Pac Life’s IUL Used in Abusive Sales Scheme

I recently did a newsletter titled Pac Life Sued in Class Action Lawsuit Over Deceptive IUL Sales. If you didn’t download the 53-Page Class Action Complaint, you can do so clicking on the following link:

This past week, I found out that a marketing firm is using Pac Life’s IUL (Indexed Universal Life) in what is one of the most abusive IUL sales schemes in the marketplace today. I wanted to warn advisors of this scheme which is also taking place with a separate firm using Mutual of Omaha’s IUL.

Hyper-Funding is Back!

Hyper-funding has been around since the late 1990s. In order to avoid lawsuits, most insurance companies FORBID agents from illustrating hyper-funding.

What is Hyper-Funding? It’s when you borrow from the policy and take the borrowed funds and put them back into the policy as new premium.

Why illustrate Hyper-Funding? Even though AG49 reduced the loan arbitrage on borrowed funds from an IUL, policies can still illustrate a 0.5% positive loan arbitrage. That means you are actually making money on the borrowed funds in the typical IUL illustration.

So, the more you borrow from the policy and put it back in as new premium, the better the illustration is going to look.

Hyper-Funding is dangerous

Consumers have no idea that the illustration is intentionally creating HUGE loans in the policy. Loans that must be kept until death or the client will get imputed income in the amount of the loans.

It’s all good when you illustrate a static and consistent rate of return every year for 30+ years. But what if there is a zero year in year 3, 5, 7, or what happens if we have another lost decade like 2000-2009? The policy could blow up (or at the very least much less borrowing, if any, will be available).

Real Pac Life IUL Illustration (this came across my desk last week)

Male, 48 years old, $15,000 in premium for five years, borrows tax-free from the IUL from ages 67-100. Let’s look at the total tax-free cash flow of the hyper-funded illustration and a traditional IUL with one of my favorite IULs:

Hyper-Funding illustration =        $1,086,414
Traditional Illustration =                $575,314

The hyper-funding illustration generated almost twice as much tax-free borrowing.

Which is easier to sell? The hyper-funding illustration of course.

Which one pays a bigger commission? Hyper-funding by a long shot.

Total premium? Guess what the total premium into the hyper-funded illustration vs. the traditional illustration was?

$447,600 in total premium for the hyper-funded illustration
$75,000 in total premium for the traditional illustration

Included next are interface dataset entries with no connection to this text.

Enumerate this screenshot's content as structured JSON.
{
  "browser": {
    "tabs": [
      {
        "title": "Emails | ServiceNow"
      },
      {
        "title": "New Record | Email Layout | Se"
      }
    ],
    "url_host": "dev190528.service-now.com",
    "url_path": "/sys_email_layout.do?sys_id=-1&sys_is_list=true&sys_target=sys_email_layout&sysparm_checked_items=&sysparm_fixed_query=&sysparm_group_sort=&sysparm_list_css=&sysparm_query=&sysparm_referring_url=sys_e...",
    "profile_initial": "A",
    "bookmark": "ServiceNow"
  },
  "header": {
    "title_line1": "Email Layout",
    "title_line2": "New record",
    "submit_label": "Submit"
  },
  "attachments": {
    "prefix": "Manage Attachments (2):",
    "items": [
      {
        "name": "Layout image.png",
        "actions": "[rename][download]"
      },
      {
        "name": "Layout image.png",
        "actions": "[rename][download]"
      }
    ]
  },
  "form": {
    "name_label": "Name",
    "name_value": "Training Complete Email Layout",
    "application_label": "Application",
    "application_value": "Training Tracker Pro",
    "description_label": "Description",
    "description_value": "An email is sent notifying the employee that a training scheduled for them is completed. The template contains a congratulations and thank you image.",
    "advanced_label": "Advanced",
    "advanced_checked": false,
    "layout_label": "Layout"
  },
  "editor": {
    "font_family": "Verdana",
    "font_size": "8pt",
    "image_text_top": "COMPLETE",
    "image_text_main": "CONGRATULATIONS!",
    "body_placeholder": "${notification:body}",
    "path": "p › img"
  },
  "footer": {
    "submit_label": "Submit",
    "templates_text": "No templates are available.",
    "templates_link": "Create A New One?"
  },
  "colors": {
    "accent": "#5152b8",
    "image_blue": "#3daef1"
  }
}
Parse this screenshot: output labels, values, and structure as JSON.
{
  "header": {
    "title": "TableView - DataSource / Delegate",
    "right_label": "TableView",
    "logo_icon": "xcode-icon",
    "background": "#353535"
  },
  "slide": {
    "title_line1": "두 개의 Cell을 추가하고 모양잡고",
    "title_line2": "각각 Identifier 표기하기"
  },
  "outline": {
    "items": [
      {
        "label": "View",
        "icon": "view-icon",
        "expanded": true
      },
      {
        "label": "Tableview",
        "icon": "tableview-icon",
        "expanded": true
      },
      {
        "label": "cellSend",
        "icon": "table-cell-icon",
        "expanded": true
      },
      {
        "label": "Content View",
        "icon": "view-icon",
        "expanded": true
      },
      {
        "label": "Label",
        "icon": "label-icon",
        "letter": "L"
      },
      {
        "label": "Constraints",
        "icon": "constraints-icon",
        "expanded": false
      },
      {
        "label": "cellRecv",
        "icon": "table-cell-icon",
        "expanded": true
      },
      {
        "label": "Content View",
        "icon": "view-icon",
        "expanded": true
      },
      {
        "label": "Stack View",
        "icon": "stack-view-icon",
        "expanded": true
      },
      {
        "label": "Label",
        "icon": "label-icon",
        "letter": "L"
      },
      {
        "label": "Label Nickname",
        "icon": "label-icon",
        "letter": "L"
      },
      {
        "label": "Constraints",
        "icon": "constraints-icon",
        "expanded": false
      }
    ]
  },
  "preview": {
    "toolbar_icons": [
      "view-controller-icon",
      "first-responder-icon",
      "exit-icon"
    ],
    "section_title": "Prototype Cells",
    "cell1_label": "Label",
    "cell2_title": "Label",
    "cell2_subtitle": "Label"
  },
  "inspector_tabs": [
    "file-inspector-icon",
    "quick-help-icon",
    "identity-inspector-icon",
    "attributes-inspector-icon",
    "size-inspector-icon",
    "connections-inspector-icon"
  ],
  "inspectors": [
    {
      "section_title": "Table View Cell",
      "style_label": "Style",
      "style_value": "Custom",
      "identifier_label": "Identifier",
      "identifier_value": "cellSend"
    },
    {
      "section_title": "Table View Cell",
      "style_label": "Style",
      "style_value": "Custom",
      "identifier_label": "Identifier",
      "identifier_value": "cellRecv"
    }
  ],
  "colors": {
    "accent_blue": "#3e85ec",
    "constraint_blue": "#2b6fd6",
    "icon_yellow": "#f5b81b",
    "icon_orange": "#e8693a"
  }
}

That’s $372,600 more in premium with the hyper-funded illustration or nearly five times more premium. With five times more premium, you’d think the amount you could borrow from the IUL would be five times higher?  But it’s not.

As abusive as it gets! Can you think of a more abusive way to illustrate an IUL than to concoct a scenario where you show a client nearly 2X’s the amount of tax-free borrowing than an AG49-compliant illustration?

Does Pac Life condone these sales? Good question. I have an email from a wholesaler who asked Pac Life about this and the response is classic:

I emailed PacLife and the response I got back was, basically, that they’re aware that some people are using these designs and they’re not promoting it, but they’re not stopping it, either. Usual corporate crap.”

Want to see the illustration? Don’t believe that any insurance agent would peddle this crap to clients?

Click on the following link to download the actual illustration:

Bottom Line

There are a lot of scum bags in the insurance industry who care about nothing but themselves and making commissions at all costs. I’d submit to you that those who promote hyper-funding fall into this category. Hopefully lawsuits will eventually be filed against agents who sell this concept as well as the insurance companies who are aware of it and condone it.

Roccy DeFrancesco, JD, CAPP, CMP
Founder, The Wealth Preservation Institute
Co-Founder, The Asset Protection Society